One of the newest additions to the visual art department might also be one of the oldest pieces of technology on campus. This past month the department purchased a letterpress and large cabinet of type for Windgate Visual Arts East.

The Chandler & Price letterpress originated between the 1880s and 1920s in Cleveland, Ohio.

The visual art department purchased one such press from Cody Langford, a graphic designer and letterpress artist who restores old letterpresses in Carthage, Mo., said Todd Goehner, associate professor of visual arts.

The department also negotiated a deal with Siloam Springs Printing to acquire a large cabinet full of type to use with the new printing press.

“They just have a whole treasure trove of lead and wood type,” said Bobby Martin, associate professor of visual arts. “We’ve reached an agreement to get all their old type stuff—the type cabinets, the type itself and they’ve also got some other bits and pieces of equipment we can use.”

Though letterpresses are no longer commercially used, Martin said they have become a “cottage industry.”

“It’s this boutique printing now where designers will get a letter press machine and do really upscale wedding invitations and different projects,” he said. “Artists use it, too.

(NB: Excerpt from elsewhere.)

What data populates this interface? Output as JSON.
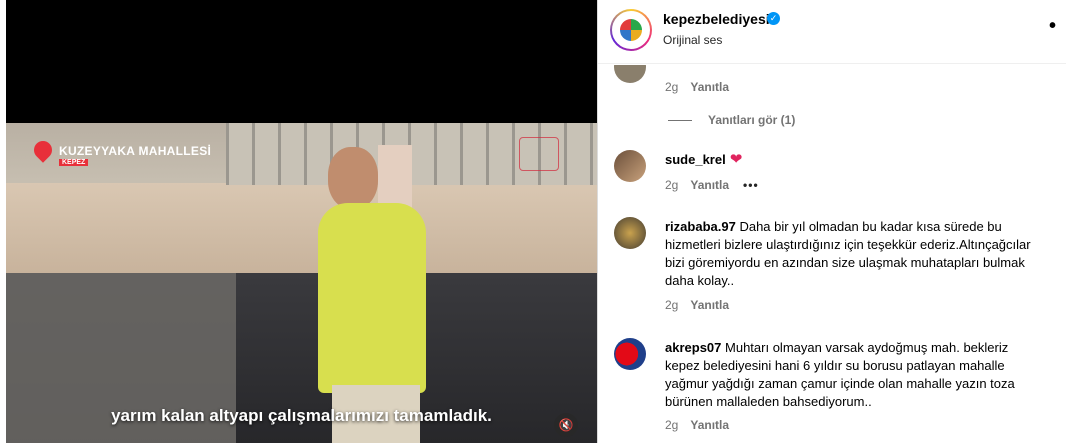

You can print not only with type, but you can print linoleum cuts or you can even do digital plates…and lock them into this machine.”

In order to use the letterpress to create a print with type, the artist first lays out the type using a composition stick. Both the letters and words are set up backwards so it will read correctly after it is printed.

Once the type is composed, the artist sets it into the chase, which holds everything in place during the process. Originally, printers pedaled the machine to turn the wheel and start the press, but now the press is equipped with a motor.

As the wheel turns, rollers cover both the chase and type with ink and then lightly press the type against the paper for a “kiss,” or impression. The kiss slightly embosses the words and figures onto the page. The artist will remove the freshly printed sheet and replace it with a new one in a continuous process. This particular letterpress prints on 8” x 10” sheets of paper or smaller.

Martin said the department would eventually like to have a dedicated letterpress class.

“In the beginning stages it might just be integrated into a printmaking class or… a typography class,” he said. “We haven’t 100 percent decided. It initially might just be a class project.”

However, both Martin and Goehner agree the letterpress helps make the art department a more complete program.

“The press will bring more depth to our department, giving students a better understanding of the history of design and communication and teaching a new set of skills that they can integrate into their art and design,” Goehner said.

Martin added that the press provides “part history lesson, part contemporary practice.”

“They need to know the ideas of leading and point size and all these things on your computer screen, it came from here,” he said. “You are still using it today when designing something in [Adobe] InDesign or Illustrator. The terms came from here.”

The professors are not the only ones excited about the letterpress. Senior Will Oelschlaeger is eager to try it out.

“It’s a printing method that’s grown in popularity again and is often used for works that appear on blogs and in design magazines,” he said. “I was very curious to try this method firsthand. It’s not something that’s common outside of specialty design firms.”

Oelschlaeger sees himself using the press to make résumés, business cards and portfolio pieces in the near future.